Infix methods, operators and thoughts

i know i shouldn’t put this on a go forum but i don’t know where and i don’t know how to make proposals as i’m just a noob programmer …

I understand that operator overloading would increase the complexity of the language, however would a feature like infix methods be a viable alternative?

for example if you want to add 2 vectors you can declare a method like:
@infix
+#m(matrix: a, matrix:b) matrix {…}

or if you want to multiply a vector to a scalor:
@infix
*#vs(vector: a, float: b) vector {…}

pros: avoids ambiguity of what you’re operating on, is infix like operators should be so the flow is natural
cons: looks like ■■■■

what are your thoughts and apologies for posting this here

Hi, @gorilla_sama, and welcome to the forum!

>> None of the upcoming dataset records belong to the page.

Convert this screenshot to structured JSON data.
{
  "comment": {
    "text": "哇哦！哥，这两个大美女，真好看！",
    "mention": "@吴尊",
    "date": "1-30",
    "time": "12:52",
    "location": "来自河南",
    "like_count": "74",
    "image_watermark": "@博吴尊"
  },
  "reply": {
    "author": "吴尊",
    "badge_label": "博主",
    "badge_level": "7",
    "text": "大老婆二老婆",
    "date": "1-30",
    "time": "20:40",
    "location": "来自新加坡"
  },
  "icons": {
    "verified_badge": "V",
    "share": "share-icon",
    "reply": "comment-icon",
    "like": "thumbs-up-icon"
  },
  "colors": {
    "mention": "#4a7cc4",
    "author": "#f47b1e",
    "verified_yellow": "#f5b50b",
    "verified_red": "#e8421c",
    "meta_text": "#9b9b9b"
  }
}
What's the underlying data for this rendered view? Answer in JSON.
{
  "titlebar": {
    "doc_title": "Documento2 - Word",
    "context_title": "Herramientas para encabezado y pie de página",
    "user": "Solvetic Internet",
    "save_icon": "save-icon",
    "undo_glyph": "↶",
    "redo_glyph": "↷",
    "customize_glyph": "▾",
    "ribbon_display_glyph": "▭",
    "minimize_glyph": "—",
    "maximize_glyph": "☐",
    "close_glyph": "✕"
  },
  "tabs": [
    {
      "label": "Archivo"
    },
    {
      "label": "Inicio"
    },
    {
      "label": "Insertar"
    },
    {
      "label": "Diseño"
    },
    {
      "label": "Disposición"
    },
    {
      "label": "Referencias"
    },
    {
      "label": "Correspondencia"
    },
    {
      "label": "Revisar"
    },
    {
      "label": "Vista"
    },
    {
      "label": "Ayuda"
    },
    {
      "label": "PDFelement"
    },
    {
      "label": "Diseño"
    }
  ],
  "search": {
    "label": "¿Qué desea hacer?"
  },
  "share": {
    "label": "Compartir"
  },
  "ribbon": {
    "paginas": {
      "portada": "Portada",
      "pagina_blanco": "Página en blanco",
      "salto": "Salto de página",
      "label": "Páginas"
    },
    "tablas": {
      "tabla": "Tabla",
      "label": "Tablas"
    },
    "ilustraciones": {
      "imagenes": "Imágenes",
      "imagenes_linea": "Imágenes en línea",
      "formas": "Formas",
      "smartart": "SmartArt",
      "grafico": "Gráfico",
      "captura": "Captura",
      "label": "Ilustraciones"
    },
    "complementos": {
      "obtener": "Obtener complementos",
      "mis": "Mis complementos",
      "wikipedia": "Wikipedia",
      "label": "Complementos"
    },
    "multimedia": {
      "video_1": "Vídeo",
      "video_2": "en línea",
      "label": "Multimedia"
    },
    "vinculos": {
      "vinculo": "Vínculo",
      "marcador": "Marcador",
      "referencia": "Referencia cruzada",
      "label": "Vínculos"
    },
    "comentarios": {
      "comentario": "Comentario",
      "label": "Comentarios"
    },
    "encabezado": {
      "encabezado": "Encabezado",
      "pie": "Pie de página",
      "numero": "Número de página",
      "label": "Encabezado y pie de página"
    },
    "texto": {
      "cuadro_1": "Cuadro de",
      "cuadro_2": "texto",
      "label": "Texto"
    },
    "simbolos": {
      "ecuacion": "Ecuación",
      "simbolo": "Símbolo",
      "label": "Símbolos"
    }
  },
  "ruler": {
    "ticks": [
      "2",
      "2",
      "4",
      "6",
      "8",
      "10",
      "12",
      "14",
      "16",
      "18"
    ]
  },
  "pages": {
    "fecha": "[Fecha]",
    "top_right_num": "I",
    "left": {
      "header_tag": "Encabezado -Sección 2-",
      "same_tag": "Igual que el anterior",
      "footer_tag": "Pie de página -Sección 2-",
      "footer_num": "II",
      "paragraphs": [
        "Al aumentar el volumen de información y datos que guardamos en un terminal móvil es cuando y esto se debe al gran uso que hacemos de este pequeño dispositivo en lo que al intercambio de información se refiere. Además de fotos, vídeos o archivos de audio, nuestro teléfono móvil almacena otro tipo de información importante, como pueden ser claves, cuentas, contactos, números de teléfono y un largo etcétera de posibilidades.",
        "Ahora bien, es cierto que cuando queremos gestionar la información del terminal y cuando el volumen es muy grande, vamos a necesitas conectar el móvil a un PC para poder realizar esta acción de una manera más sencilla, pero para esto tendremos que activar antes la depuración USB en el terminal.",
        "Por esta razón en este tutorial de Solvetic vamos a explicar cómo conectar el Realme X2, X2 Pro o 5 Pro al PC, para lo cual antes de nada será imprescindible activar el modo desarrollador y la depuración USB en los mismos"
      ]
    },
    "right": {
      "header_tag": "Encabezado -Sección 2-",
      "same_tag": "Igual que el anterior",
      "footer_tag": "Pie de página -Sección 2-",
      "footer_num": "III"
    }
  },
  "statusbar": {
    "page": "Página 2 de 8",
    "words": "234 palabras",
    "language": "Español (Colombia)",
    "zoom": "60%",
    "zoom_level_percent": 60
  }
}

No apologies necessary; #technical-discussion seems like a fine place to discuss a new feature. I will tell you, though, that most of the frequent posters in this forum are not members of the Go language team, so even if we agree with you, we don’t have the power to add any new features to the language.

That being said, I Googled what “infix methods” are and I doubt Go will ever have them. I see one place they’re used is in Kotlin, and I found a description here:

2. What Is an Infix Notation?

Kotlin allows some functions to be called without using the period and brackets. These are called infix methods, and their use can result in code that looks much more like a natural language.

This is most commonly seen in the inline Map definition:

map(
  1 to "one",
  2 to "two",
  3 to "three"
)

“to” might look like a special keyword but in this example, this is a to() method leveraging the infix notation and returning a Pair<A, B>.

My gripe is with that last bit about how “to” looks like a special keyword. The languages I’m familiar with other than Go such as C# and Python, and perhaps Kotlin, seem to focus on making code look more declarative, like the code should explain what it’s doing and not how it’s doing it. Go is more like the antithesis to that and prefers raw loops and simple language constructs that show both what and how some code works.

1 Like

Thanks for the reply and the welcome.
yeah, i guess talking about it here is probably not gonna do anything to put the feature in go, but i guess i’m just using this as a brain storming session…

as for the how maybe a special character should be assigned for example a ‘^’ or ‘#’ at the beginning of these function calls which the user desires to be able to be written in infix form (yes, i changed the premise lol) so that when these expressions are seen in the wild it is known that it is a function which is being used in its infix form and that it takes exactly one argument in the back and one infront of it, maybe commas should seperate them for even more clarity.

for example

@infixable // allows you to use infix notation
fn add_mat(m1: matrix, m2: matrix) matrix { ... }
@infixable // compile error (infix only allows 2 args)
fn foo(int x) void { ... }
fn main() {
        let mT = add_mat(m1, m2)
        let m2T = m1, #add_mat, m2 // m2T == mT

        let m3T = m1, #add_mat, m2, #add_mat, m3 // and so on
        let m4T = add_mat(add_mat(m1, m2), m3) // compare with above
}